Health Minister Adrian Dix said the province needs to "dramatically" increase the number of family doctors and other health-care professionals to keep up with expected population growth and close gaps in the system.
"We are targeting to add family doctors at a remarkable rate in B.C. to reduce the number of people unattached," Dix said at a news conference Monday.
Dix said the average family doctor cares for about 1,250 patients while a nurse practitioner has about 1,000 patients.
"That's how many doctors you need to meet 250,000 (more people) and we're going to see continuing growth," he said.
"So we've got high expectations and demand."
The province's update says "thousands" more international nurses are working toward getting registered and many will be getting the required clinical experience next year.
The update says the B.C. College of Nurses and Midwives has registered 6,258 new nurses this year, including registered nurses and nurse practitioners, and has seen an increase of more than 14,000 net new nurse registrants since 2017.
It says 666 international medical graduates were registered with the B.C. College of Physicians and Surgeons this year.
The government has agreed to spend nearly $1 billion in new funding over three years on the health human resources strategy.
Dix said the government is focused on both retaining current staff and attracting new employees.
As part of an effort to improve retention, new security staff have been hired at 26 health authority sites, he said.
"This is a principle issue for nurses, to improve security and safety for patients and for nurses and for other health-care workers in our health-care system," Dix said.
"This was one of the most significant issues raised."
He also pointed to changes made in the province in 2023 including expanding pharmacists’ scope of practice and a new family physician payment model.
The government says its focuses next year will include expanding the pool of travelling nurses, creating a peer support and mentoring program for health workers and building opportunities for high school students interested in a career in health.

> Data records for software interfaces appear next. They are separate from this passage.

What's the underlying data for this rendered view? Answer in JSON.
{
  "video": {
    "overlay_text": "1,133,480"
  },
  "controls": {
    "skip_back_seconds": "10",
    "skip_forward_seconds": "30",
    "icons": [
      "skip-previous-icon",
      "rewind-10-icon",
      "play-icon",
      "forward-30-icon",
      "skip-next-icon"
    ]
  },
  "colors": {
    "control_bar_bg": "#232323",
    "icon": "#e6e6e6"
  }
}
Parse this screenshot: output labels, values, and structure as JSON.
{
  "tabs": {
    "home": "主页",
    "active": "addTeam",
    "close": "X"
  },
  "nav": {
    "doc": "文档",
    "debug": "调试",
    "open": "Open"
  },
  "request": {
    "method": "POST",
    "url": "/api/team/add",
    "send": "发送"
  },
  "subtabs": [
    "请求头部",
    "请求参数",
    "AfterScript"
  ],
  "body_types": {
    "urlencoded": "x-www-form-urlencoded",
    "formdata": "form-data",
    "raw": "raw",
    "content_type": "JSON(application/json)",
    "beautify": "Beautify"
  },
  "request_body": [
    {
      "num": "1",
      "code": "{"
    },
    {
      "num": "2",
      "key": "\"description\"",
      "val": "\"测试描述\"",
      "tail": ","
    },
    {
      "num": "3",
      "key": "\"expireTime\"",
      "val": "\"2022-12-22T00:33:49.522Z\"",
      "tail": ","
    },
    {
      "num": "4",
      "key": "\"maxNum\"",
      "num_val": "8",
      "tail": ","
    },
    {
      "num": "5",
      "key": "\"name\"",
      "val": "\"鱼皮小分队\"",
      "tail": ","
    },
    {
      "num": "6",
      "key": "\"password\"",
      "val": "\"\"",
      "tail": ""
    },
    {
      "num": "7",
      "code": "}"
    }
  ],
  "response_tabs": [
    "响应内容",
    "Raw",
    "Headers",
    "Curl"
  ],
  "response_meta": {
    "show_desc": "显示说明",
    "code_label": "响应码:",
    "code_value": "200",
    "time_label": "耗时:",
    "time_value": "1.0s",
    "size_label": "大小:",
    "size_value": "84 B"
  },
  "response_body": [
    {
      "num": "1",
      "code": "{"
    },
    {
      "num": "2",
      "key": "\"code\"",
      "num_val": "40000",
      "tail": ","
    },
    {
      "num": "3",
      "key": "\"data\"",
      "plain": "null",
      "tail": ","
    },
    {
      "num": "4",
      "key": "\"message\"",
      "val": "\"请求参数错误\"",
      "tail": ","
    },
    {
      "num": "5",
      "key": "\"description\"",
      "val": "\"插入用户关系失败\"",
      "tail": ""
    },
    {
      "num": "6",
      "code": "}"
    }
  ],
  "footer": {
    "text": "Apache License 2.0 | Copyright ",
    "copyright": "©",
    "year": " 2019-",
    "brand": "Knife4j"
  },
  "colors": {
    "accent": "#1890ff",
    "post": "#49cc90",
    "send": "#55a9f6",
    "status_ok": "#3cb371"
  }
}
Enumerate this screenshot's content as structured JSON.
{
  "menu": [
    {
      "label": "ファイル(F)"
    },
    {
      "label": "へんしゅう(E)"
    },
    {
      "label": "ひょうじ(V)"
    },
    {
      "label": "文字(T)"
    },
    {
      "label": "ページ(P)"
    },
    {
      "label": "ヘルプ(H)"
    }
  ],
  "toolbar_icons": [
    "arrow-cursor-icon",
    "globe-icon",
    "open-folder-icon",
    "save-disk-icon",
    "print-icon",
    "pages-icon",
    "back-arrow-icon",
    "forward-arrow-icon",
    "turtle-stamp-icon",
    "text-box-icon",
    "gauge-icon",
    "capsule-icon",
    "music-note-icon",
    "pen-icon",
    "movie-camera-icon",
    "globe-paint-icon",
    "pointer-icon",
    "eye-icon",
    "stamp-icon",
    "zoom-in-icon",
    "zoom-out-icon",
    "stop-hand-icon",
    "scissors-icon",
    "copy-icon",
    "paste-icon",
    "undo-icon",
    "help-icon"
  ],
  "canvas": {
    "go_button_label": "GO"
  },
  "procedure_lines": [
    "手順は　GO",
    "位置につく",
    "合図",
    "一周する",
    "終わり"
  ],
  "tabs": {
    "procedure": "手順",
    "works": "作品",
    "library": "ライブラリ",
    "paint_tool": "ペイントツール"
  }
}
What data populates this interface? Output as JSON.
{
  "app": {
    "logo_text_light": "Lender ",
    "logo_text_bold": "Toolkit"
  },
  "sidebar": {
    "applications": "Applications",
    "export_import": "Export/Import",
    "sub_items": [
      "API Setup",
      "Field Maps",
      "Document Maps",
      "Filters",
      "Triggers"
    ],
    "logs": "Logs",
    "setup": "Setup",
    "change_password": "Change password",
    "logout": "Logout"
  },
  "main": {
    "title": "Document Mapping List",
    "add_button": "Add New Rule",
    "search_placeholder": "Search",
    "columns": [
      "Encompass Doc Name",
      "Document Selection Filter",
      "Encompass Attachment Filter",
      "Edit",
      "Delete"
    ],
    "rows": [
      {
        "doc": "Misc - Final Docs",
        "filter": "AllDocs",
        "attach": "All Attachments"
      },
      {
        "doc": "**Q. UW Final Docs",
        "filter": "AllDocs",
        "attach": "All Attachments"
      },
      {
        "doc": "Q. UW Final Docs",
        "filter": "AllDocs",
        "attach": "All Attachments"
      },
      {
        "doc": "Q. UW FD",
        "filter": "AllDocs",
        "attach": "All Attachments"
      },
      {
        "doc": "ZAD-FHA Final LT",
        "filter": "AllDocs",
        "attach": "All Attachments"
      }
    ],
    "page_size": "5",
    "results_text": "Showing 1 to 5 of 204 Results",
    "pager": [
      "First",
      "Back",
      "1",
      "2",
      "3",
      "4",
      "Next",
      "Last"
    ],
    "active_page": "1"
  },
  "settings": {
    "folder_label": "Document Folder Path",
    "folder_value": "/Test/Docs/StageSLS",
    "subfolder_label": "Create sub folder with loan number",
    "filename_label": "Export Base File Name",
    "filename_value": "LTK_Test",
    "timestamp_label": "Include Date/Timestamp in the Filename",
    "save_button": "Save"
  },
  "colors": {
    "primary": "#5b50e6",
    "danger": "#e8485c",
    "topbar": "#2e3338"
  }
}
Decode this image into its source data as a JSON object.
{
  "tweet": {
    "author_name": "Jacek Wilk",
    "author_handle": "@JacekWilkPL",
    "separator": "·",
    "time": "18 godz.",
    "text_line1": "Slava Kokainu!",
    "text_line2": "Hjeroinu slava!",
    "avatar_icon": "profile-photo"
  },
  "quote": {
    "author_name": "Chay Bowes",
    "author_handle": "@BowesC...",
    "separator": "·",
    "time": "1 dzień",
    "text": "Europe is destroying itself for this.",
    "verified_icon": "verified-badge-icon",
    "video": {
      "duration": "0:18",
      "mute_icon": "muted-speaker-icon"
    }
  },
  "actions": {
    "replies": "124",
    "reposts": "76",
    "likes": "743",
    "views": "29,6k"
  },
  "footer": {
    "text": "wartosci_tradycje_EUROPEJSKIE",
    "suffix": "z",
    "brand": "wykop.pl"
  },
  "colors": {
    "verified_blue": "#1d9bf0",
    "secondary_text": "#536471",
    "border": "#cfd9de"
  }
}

This report by The Canadian Press was first published Dec. 5, 2023.
Ashley Joannou, The Canadian Press